> [What you will do]:
For each line below that contains the word "being", make a copy.

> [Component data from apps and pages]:
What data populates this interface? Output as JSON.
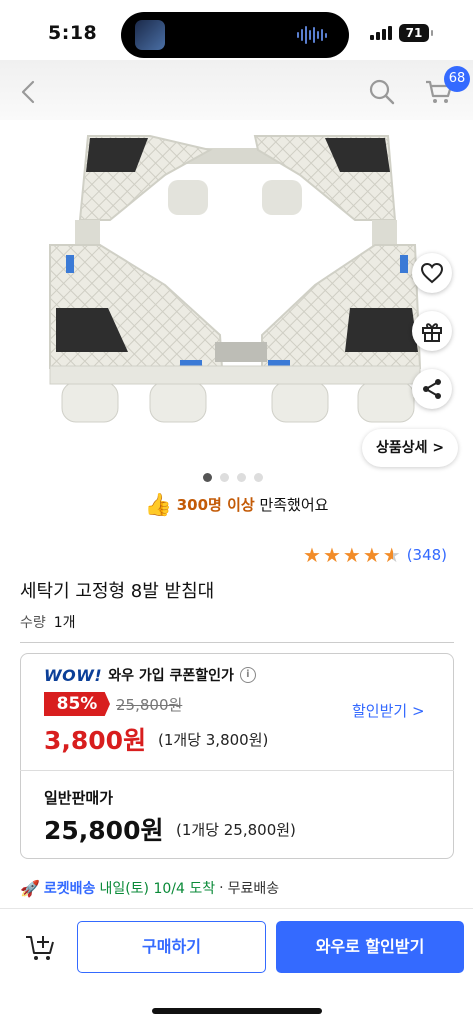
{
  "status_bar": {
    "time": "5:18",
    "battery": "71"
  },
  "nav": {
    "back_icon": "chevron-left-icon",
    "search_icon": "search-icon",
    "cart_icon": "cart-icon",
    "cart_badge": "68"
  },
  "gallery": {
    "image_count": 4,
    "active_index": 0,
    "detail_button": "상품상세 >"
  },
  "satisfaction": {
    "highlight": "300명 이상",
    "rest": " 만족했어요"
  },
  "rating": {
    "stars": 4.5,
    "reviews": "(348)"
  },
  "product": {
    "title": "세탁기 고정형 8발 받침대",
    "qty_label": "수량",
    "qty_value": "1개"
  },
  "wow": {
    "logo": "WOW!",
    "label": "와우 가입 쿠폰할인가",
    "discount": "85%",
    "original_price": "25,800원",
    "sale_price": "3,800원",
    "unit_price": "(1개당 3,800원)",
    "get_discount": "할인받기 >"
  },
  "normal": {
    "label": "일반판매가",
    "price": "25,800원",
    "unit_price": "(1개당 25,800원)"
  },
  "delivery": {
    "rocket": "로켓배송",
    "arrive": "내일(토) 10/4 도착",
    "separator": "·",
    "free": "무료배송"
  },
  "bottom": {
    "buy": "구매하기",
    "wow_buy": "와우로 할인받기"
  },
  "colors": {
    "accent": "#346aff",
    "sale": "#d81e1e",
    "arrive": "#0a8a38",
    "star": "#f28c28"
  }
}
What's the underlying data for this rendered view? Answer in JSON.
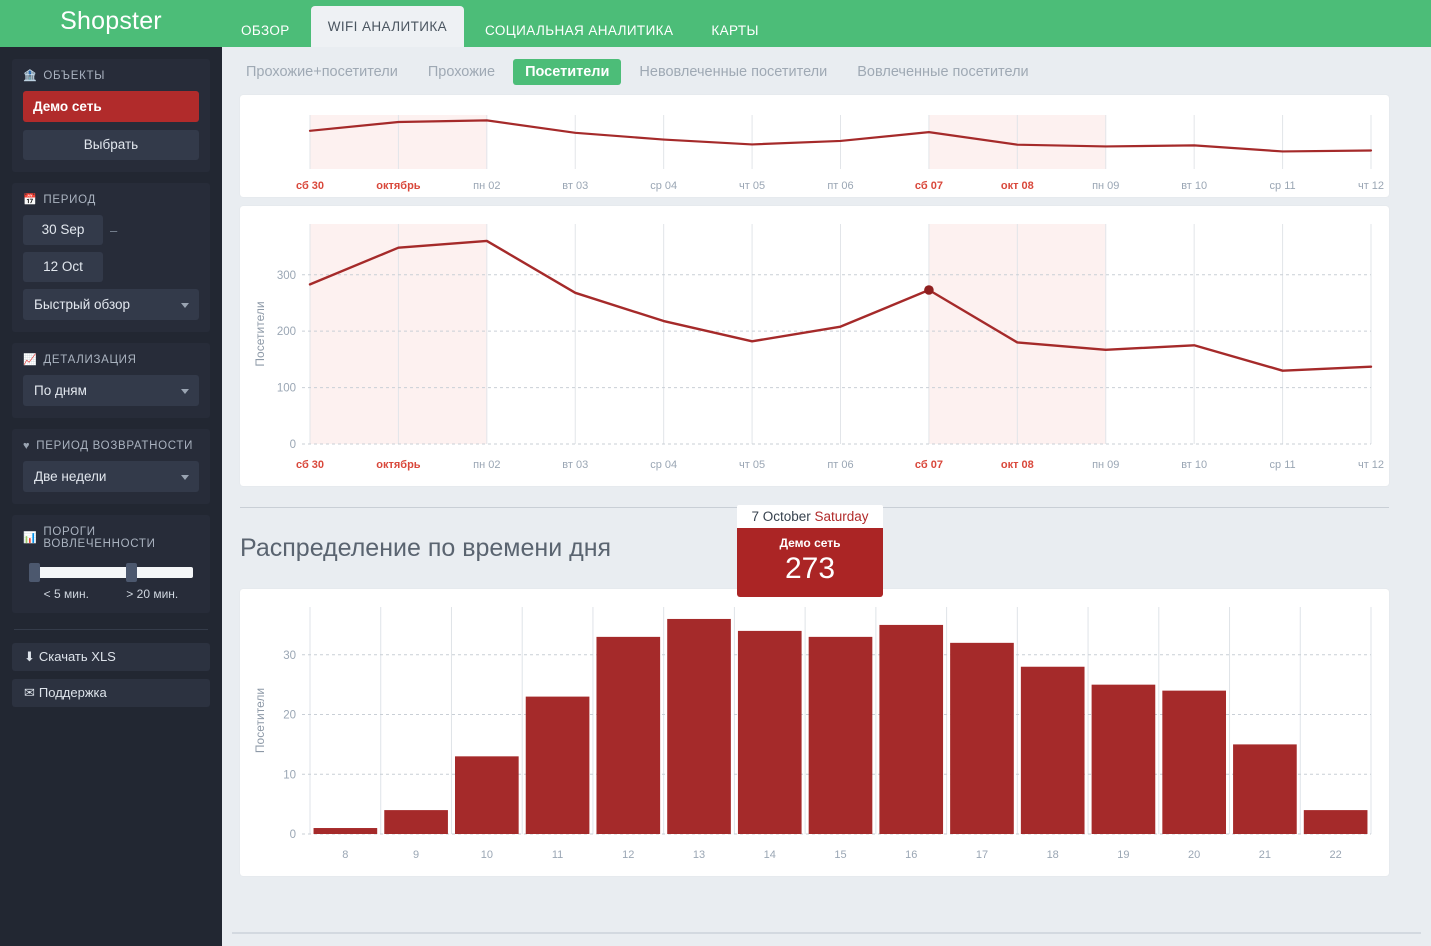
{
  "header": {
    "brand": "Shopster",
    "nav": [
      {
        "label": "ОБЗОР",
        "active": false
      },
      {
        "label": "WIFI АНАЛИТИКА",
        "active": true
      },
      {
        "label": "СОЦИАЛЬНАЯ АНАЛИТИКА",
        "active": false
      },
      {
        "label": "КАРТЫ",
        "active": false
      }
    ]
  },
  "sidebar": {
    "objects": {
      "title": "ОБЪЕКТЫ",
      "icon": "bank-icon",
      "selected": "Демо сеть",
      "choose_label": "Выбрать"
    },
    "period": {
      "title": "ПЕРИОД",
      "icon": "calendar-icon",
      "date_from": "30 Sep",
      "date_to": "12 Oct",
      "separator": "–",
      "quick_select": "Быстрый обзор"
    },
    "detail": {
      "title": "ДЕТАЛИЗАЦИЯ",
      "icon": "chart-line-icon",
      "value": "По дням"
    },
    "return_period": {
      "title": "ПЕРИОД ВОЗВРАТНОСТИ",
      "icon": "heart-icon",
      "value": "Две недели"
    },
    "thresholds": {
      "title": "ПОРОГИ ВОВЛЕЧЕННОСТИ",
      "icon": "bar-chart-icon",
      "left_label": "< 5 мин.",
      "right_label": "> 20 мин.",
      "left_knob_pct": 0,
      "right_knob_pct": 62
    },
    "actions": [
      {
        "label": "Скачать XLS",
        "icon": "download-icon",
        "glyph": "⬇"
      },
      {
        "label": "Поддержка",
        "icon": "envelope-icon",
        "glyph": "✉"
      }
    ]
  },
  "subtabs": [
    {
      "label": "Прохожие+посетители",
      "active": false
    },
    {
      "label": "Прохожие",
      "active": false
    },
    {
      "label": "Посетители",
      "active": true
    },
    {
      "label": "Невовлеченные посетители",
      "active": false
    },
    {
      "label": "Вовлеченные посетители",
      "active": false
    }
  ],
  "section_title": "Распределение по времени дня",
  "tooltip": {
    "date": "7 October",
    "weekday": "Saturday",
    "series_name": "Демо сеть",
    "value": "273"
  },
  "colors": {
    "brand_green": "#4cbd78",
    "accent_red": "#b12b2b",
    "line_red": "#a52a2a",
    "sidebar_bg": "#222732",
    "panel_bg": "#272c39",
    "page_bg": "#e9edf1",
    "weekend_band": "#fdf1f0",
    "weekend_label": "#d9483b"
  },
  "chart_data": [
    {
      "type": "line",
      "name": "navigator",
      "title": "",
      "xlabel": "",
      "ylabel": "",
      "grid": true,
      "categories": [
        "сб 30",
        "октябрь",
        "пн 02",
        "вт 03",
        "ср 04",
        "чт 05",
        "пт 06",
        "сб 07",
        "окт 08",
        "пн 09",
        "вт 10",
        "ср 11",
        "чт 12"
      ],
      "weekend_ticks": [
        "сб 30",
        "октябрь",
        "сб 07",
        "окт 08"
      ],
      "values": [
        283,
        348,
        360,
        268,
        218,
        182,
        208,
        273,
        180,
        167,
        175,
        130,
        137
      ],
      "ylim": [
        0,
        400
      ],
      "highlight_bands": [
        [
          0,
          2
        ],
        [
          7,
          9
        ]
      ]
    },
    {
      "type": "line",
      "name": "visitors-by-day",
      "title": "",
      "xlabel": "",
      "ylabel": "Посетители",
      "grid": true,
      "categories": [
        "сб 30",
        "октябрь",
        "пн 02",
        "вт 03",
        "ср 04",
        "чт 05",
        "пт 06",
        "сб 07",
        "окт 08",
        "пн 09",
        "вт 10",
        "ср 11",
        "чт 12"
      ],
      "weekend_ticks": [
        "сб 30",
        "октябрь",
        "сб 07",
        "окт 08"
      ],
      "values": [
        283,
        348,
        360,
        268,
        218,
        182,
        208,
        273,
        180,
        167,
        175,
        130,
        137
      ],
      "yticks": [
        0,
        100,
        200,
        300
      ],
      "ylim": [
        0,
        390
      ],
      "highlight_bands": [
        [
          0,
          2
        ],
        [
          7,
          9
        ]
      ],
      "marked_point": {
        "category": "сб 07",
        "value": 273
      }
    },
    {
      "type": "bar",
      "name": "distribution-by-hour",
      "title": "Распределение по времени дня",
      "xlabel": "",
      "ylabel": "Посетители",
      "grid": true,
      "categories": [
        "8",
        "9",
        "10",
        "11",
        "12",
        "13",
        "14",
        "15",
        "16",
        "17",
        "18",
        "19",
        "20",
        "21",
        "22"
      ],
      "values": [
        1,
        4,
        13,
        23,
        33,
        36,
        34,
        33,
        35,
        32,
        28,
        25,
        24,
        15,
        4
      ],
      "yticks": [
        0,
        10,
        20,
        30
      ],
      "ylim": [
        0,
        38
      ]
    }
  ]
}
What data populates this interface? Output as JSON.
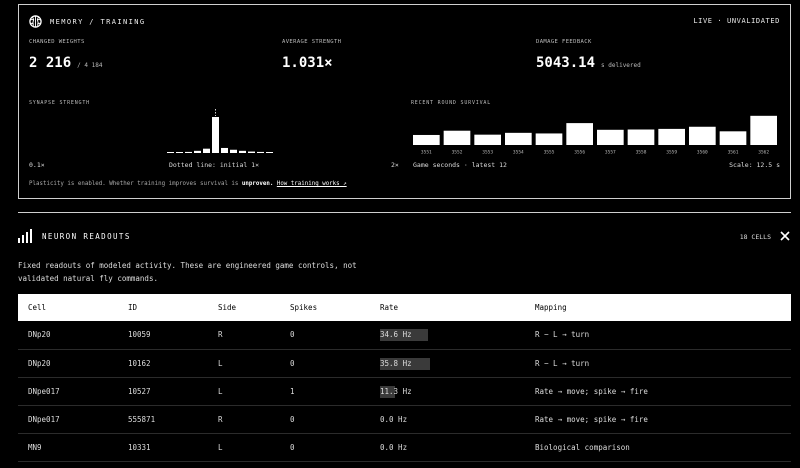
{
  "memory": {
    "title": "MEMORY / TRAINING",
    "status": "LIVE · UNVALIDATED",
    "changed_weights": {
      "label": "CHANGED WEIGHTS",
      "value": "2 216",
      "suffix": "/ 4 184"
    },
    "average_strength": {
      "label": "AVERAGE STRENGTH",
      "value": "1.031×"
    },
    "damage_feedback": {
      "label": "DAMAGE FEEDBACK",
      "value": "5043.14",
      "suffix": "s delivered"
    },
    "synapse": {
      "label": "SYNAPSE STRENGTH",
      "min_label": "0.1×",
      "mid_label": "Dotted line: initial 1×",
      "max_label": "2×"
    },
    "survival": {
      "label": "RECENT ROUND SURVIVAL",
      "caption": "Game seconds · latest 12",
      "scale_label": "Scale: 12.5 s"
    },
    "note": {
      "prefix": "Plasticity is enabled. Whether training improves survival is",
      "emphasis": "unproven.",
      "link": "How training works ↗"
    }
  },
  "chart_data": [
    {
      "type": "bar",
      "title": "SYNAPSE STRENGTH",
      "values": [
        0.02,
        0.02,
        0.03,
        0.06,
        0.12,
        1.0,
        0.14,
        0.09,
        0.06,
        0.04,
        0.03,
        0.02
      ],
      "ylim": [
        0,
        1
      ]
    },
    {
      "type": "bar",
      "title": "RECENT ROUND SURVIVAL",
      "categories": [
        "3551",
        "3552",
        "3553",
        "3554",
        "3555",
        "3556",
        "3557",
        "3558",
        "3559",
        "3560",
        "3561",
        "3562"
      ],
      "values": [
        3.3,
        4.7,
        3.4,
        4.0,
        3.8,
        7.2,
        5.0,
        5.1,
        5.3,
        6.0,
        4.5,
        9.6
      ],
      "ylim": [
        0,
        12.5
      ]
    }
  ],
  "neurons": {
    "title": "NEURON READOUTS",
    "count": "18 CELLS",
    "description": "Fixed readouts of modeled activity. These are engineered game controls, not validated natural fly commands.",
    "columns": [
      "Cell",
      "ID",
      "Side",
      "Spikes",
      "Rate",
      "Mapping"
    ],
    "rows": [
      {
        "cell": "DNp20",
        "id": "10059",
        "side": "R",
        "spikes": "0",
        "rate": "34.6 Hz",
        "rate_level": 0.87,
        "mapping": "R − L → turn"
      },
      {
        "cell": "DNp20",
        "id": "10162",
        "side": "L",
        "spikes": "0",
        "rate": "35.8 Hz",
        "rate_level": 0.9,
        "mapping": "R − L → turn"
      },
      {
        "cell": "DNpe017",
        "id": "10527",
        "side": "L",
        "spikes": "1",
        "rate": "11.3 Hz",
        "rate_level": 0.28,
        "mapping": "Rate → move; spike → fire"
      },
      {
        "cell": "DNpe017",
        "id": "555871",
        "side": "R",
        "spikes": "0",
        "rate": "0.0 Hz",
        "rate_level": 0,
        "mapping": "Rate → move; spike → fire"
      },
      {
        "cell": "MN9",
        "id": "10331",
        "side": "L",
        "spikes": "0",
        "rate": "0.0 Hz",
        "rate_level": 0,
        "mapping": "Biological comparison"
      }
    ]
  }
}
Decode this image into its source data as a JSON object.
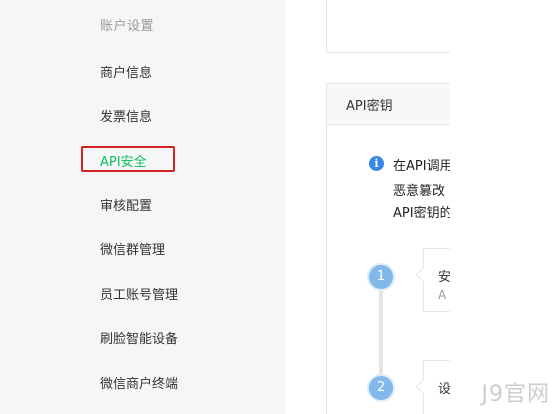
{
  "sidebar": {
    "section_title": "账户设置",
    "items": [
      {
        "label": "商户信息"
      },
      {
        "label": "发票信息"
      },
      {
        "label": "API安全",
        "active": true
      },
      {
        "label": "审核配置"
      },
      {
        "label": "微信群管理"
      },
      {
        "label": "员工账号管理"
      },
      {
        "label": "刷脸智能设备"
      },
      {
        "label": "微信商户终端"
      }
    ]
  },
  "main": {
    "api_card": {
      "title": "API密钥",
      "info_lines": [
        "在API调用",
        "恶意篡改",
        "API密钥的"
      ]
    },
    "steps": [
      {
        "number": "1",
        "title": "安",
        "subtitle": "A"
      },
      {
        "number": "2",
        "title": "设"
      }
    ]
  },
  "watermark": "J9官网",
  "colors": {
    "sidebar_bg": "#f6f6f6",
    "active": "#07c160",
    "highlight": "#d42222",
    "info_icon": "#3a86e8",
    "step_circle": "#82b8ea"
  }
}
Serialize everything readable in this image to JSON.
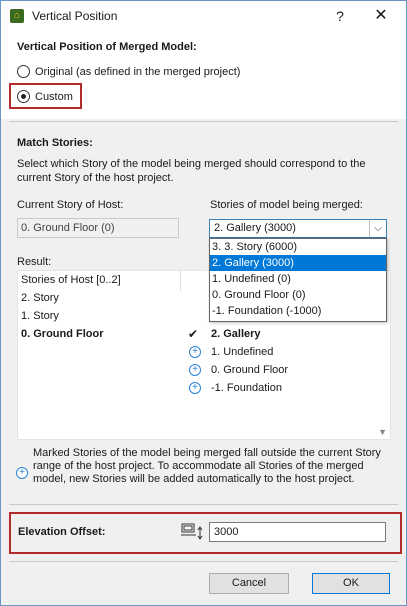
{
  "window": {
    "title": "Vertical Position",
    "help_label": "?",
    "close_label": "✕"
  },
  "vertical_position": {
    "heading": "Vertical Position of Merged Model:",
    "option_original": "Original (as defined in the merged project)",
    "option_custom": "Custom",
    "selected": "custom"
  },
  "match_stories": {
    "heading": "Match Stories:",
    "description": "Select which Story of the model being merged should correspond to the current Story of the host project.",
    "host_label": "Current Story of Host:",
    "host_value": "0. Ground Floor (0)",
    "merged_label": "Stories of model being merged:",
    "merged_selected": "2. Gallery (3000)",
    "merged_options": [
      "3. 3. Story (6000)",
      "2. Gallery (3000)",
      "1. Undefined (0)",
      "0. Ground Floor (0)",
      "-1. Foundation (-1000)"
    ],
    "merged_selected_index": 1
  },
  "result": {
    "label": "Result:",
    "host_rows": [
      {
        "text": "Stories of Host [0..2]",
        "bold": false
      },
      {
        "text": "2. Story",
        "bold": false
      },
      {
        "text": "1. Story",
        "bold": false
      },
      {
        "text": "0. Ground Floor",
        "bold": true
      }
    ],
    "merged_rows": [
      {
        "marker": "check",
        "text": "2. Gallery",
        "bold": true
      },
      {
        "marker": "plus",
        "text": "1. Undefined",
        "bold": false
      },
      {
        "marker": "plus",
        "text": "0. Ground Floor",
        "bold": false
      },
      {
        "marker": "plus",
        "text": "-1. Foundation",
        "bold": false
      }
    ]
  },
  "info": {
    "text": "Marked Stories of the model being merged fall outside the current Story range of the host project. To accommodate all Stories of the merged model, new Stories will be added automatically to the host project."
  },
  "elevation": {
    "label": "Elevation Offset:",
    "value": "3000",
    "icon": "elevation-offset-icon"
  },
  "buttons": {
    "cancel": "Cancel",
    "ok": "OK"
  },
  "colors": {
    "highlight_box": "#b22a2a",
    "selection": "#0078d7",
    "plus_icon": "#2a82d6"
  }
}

> [Your response]:
    "description": "Select which Story of the model being merged should correspond to the current Story of the host project.",
    "merged_label": "Stories of model being merged:",
    "text": "Marked Stories of the model being merged fall outside the current Story range of the host project. To accommodate all Stories of the merged model, new Stories will be added automatically to the host project."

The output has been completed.